== Records for this task ==
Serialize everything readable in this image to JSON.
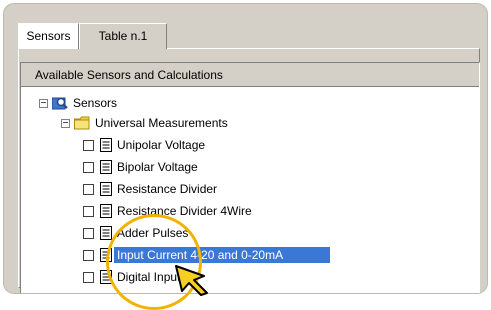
{
  "tabs": [
    {
      "label": "Sensors",
      "active": true
    },
    {
      "label": "Table n.1",
      "active": false
    }
  ],
  "group": {
    "title": "Available Sensors and Calculations"
  },
  "tree": {
    "root": {
      "label": "Sensors",
      "expander": "−",
      "icon": "search-icon"
    },
    "folder": {
      "label": "Universal Measurements",
      "expander": "−",
      "icon": "folder-icon"
    },
    "items": [
      {
        "label": "Unipolar Voltage",
        "checked": false,
        "selected": false
      },
      {
        "label": "Bipolar Voltage",
        "checked": false,
        "selected": false
      },
      {
        "label": "Resistance Divider",
        "checked": false,
        "selected": false
      },
      {
        "label": "Resistance Divider 4Wire",
        "checked": false,
        "selected": false
      },
      {
        "label": "Adder Pulses",
        "checked": false,
        "selected": false
      },
      {
        "label": "Input Current 4-20 and 0-20mA",
        "checked": false,
        "selected": true
      },
      {
        "label": "Digital Input",
        "checked": false,
        "selected": false
      }
    ]
  },
  "colors": {
    "selection": "#3a78d8",
    "highlight_ring": "#f0b400",
    "window": "#d4d0c8"
  }
}
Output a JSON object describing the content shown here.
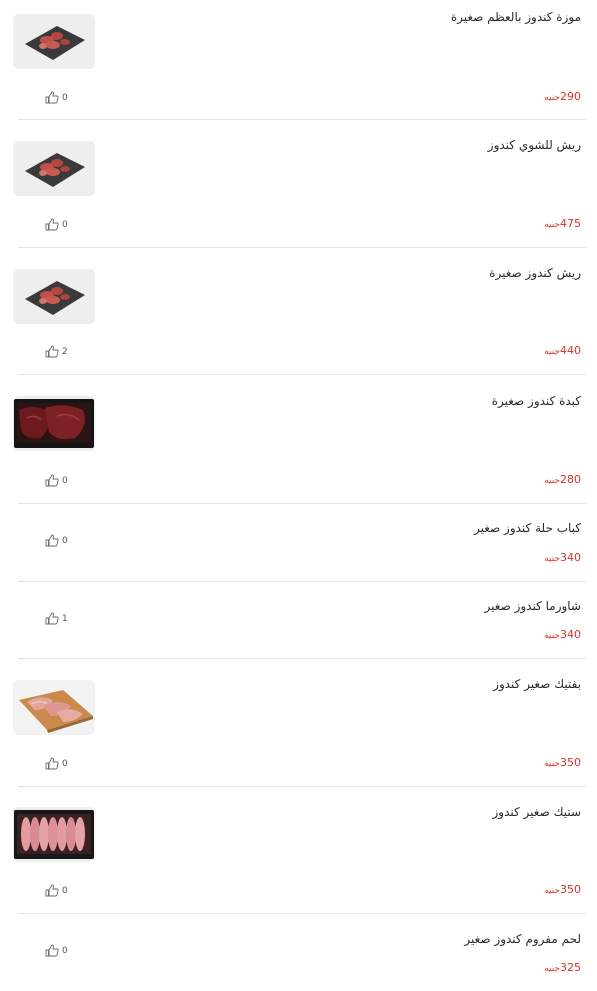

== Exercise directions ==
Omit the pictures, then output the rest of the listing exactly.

== Your response ==
Serialize everything readable in this image to JSON.
{
  "tabs": [
    {
      "label": "Sensors",
      "active": true
    },
    {
      "label": "Table n.1",
      "active": false
    }
  ],
  "group": {
    "title": "Available Sensors and Calculations"
  },
  "tree": {
    "root": {
      "label": "Sensors",
      "expander": "−",
      "icon": "search-icon"
    },
    "folder": {
      "label": "Universal Measurements",
      "expander": "−",
      "icon": "folder-icon"
    },
    "items": [
      {
        "label": "Unipolar Voltage",
        "checked": false,
        "selected": false
      },
      {
        "label": "Bipolar Voltage",
        "checked": false,
        "selected": false
      },
      {
        "label": "Resistance Divider",
        "checked": false,
        "selected": false
      },
      {
        "label": "Resistance Divider 4Wire",
        "checked": false,
        "selected": false
      },
      {
        "label": "Adder Pulses",
        "checked": false,
        "selected": false
      },
      {
        "label": "Input Current 4-20 and 0-20mA",
        "checked": false,
        "selected": true
      },
      {
        "label": "Digital Input",
        "checked": false,
        "selected": false
      }
    ]
  },
  "colors": {
    "selection": "#3a78d8",
    "highlight_ring": "#f0b400",
    "window": "#d4d0c8"
  }
}
Output a JSON object describing the content shown here.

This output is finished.